FOR Casey Stoney, coming out publicly wasn’t about telling the world she is gay.

The England football team captain was already open about her sexuality among her friends, family and footballing circles.

Instead, the Basildon-born defender wanted to add weight to the burgeoning campaign to stamp out homophobia in sport.

After seeing the positive feedback Tom Daley received, Casey, 31, who has been in a serious relationship for three years with Lincoln and England footballer Megan Harris, felt comfortable enough to do the same.

She said: “I was asked to announce it last year, but because we were going to the European Championships I didn’t want any distractions.

“I saw all the positive feedback Tom Daley had, but I didn’t know how people were going to respond.

“In the end it was down to my partner who said my friends, family and others have known for a while, so why do I care? When you feel safe and loved you feel comfortable to come out.”

She added: “I have had hundreds of people coming to say thank you. I don’t know how to respond, because they don’t have anything to thank me for.

“The reason I have done this is to put across the key messages. People need to know there’s nothing wrong with them – it’s other people’s problem, it’s their ignorance and it’s completely normal.

“Every person is different and we shouldn’t be judged on that.”

Casey’s revelation comes while pressure mounts on Russia over homophobic laws.

It is illegal there to communicate positive messages about homosexuality, while it is legal to spread homophobic messages. Some Russian propaganda has even likened homosexuality to paedophilia.

Although the women’s World Cup will not be held in Russia or Qatar, Casey said she would not go to the matches due to attitudes to gay people.

She added: “In Russia you can’t talk about being gay and in Qatar it’s illegal.

“I think it’s incredible these countries get World Cups and Olympics when they don’t accept everybody.”

Although homosexuality is largely accepted in the female footballing world, Casey still went through a turbulent time coming to terms with being gay in a high-profile profession.

She hopes her revelation will lead to more men and women from all sports feeling comfortable enough to come out.

Casey said: “Sport can speak so many languages and it’s so powerful. I can use my sport as a vehicle to give the message so people don’t feel alone.

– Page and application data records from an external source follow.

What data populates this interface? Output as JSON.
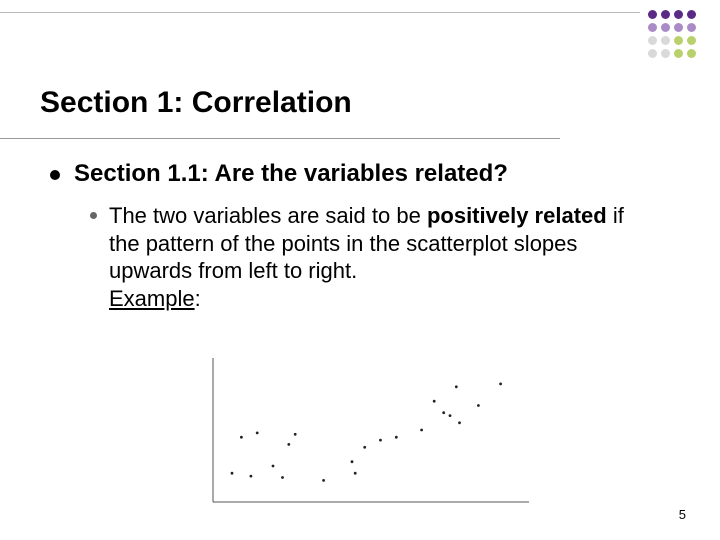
{
  "decoration": {
    "colors_by_row": [
      [
        "#5b2a86",
        "#5b2a86",
        "#5b2a86",
        "#5b2a86"
      ],
      [
        "#a98bc7",
        "#a98bc7",
        "#a98bc7",
        "#a98bc7"
      ],
      [
        "#d9d9d9",
        "#d9d9d9",
        "#b9d16b",
        "#b9d16b"
      ],
      [
        "#d9d9d9",
        "#d9d9d9",
        "#b9d16b",
        "#b9d16b"
      ]
    ]
  },
  "title": "Section 1: Correlation",
  "content": {
    "lvl1": "Section 1.1: Are the variables related?",
    "lvl2_plain1": "The two variables are said to be ",
    "lvl2_bold": "positively related",
    "lvl2_plain2": " if the pattern of the points in the scatterplot slopes upwards from left to right.",
    "lvl2_example": "Example"
  },
  "page_number": "5",
  "chart_data": {
    "type": "scatter",
    "title": "",
    "xlabel": "",
    "ylabel": "",
    "xlim": [
      0,
      100
    ],
    "ylim": [
      0,
      100
    ],
    "series": [
      {
        "name": "points",
        "x": [
          6,
          9,
          12,
          14,
          19,
          22,
          24,
          26,
          35,
          45,
          44,
          48,
          53,
          58,
          66,
          70,
          73,
          75,
          77,
          78,
          84,
          91
        ],
        "y": [
          20,
          45,
          18,
          48,
          25,
          17,
          40,
          47,
          15,
          20,
          28,
          38,
          43,
          45,
          50,
          70,
          62,
          60,
          80,
          55,
          67,
          82
        ]
      }
    ]
  }
}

“I would love to live in a nicer world and if I can help one person feel they are not alone, that would be amazing.

“Whether its racism or homophobia, prejudice is not acceptable anymore.”